"Well, with respect to the IRS, I spoke to this yesterday. My main concern is fixing a problem, and we began that process yesterday by asking and accepting the resignation of the Acting Director there. We will be putting in new leadership that will be able to make sure that -- following up on the IG audit -- that we gather up all the facts, that we hold accountable those who have taken these outrageous actions. As I said last night, it is just simply unacceptable for there to even be a hint of partisanship or ideology when it comes to the application of our tax laws. But let me make sure that I answer your specific question. I can assure you that I certainly did not know anything about the IG report before the IG report had been leaked through the press. Typically, the IG reports are not supposed to be widely distributed or shared. They tend to be a process that everybody is trying to protect the integrity of. But what I'm absolutely certain of is that the actions that were described in that IG report are unacceptable."
Jay Carney, asked if the White House had any knowledge of the Justice Department's seizure of AP phone records:
"Other than press reports, we have no knowledge of any attempt by the Justice Department to seek phone records of the AP.”
Got that? Based on President Obama's tenure, he knows nothing, is responsible for nothing, and, apparently, does nothing.
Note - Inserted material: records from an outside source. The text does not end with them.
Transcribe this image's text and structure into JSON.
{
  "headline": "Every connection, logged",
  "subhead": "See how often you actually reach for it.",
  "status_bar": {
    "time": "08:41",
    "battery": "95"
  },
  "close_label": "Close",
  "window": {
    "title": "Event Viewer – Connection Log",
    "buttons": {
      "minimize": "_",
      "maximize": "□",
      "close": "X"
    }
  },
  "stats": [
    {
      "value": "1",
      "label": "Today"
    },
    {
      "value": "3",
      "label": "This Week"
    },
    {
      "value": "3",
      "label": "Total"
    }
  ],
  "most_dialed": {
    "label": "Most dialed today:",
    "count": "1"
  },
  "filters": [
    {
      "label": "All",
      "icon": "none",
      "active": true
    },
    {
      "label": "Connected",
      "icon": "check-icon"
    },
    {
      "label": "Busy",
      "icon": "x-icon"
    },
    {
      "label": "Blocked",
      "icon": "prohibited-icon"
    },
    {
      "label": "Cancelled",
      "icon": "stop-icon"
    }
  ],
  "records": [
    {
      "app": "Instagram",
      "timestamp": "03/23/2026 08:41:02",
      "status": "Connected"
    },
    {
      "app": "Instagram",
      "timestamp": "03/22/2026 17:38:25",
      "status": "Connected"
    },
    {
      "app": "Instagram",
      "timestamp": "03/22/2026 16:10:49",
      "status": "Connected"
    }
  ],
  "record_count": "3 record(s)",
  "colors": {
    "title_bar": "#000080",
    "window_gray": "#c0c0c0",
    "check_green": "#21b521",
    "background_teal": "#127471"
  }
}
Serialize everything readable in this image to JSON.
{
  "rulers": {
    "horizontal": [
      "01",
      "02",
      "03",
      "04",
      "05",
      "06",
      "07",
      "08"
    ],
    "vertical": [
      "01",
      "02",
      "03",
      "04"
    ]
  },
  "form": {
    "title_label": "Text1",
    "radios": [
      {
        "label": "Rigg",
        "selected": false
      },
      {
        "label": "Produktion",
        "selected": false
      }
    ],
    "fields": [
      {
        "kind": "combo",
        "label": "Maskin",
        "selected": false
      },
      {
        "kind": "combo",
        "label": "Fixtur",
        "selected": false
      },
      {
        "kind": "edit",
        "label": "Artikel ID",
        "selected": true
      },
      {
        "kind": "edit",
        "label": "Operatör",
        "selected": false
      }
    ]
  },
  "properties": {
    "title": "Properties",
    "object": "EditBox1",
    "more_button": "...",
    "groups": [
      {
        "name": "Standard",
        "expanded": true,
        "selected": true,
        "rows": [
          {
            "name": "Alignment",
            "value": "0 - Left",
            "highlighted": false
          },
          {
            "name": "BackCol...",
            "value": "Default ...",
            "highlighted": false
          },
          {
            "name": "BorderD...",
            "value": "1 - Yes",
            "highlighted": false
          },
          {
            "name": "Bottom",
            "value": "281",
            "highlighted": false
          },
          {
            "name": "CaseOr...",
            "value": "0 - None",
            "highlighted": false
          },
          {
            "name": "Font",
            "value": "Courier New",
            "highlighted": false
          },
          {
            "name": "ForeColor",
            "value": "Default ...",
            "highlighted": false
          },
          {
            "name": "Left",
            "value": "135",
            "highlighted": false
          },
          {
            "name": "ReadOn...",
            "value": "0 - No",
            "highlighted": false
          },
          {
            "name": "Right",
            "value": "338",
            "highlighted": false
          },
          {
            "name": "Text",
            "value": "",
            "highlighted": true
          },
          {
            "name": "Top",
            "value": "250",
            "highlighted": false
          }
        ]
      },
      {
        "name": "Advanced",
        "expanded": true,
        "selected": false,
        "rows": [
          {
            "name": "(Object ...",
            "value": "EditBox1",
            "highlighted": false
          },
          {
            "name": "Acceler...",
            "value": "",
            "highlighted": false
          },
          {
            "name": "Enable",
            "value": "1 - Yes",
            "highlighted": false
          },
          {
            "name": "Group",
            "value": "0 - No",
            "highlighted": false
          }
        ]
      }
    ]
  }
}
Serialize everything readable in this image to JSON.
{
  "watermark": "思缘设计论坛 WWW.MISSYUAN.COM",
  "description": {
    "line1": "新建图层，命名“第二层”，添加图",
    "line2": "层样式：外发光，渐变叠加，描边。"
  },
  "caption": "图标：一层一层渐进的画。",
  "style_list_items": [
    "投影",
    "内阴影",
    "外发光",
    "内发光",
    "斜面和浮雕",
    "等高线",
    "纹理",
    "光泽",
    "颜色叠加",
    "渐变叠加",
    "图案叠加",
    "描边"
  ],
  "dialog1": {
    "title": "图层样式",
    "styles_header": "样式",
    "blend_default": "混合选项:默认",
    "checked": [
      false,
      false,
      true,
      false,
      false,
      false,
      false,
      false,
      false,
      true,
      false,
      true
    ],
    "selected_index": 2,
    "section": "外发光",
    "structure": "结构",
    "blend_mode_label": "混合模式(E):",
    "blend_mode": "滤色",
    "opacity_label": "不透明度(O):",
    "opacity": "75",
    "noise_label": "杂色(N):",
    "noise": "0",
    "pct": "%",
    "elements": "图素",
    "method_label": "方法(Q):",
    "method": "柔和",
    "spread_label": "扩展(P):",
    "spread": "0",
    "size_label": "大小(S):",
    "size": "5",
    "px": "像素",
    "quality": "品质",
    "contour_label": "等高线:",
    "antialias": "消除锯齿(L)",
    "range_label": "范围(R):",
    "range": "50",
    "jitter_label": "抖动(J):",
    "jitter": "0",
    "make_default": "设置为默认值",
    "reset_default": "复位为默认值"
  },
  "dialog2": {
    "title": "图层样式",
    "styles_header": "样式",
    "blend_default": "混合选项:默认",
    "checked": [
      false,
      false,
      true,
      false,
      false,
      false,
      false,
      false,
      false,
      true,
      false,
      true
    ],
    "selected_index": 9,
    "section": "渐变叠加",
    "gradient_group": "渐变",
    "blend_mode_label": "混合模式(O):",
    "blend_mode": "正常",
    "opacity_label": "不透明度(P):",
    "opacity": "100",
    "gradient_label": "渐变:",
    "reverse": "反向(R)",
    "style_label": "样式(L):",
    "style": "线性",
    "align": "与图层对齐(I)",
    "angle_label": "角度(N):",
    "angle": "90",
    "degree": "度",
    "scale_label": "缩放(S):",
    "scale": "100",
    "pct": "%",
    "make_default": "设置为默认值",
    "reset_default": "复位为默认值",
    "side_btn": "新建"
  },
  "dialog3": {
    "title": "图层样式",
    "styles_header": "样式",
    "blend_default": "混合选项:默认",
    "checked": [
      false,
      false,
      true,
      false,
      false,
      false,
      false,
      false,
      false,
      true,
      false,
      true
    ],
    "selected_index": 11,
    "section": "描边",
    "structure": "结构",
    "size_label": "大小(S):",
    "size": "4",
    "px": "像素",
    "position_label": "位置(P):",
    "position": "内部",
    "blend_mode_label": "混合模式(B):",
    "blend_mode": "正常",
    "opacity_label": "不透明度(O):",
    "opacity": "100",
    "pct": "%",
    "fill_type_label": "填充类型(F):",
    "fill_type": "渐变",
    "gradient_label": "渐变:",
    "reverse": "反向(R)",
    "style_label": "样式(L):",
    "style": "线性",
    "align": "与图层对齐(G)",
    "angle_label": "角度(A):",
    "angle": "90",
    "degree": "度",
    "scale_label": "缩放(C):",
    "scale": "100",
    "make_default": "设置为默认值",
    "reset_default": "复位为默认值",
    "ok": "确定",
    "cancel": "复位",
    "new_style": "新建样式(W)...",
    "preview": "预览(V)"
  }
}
That means he's either: a) the most incompetent chief executive to inhabit the office since Warren G. Harding; b) presiding over a government bureaucracy that has gone completely rogue; c) he actually had a hand in some of what's happened during his presidency, even the last week; or d) Some combination of the above.
So, which is it?
Update: via Powerline, here's a New Yorker fictional version of President Obama's weekly address:
President Obama used his weekly radio address on Saturday to reassure the American people that he has “played no role whatsoever” in the U.S. government over the past four years.
“Right now, many of you are angry at the government, and no one is angrier than I am,” he said. “Quite frankly, I am glad that I have had no involvement in such an organization.”
The President’s outrage only increased, he said, when he “recently became aware of a part of that government called the Department of Justice.”
“The more I learn about the activities of these individuals, the more certain I am that I would not want to be associated with them,” he said. “They sound like bad news.”
Mr. Obama closed his address by indicating that beginning next week he would enforce what he called a “zero tolerance policy on governing.”
“If I find that any members of my Administration have had any intimate knowledge of, or involvement in, the workings of the United States government, they will be dealt with accordingly,” he said.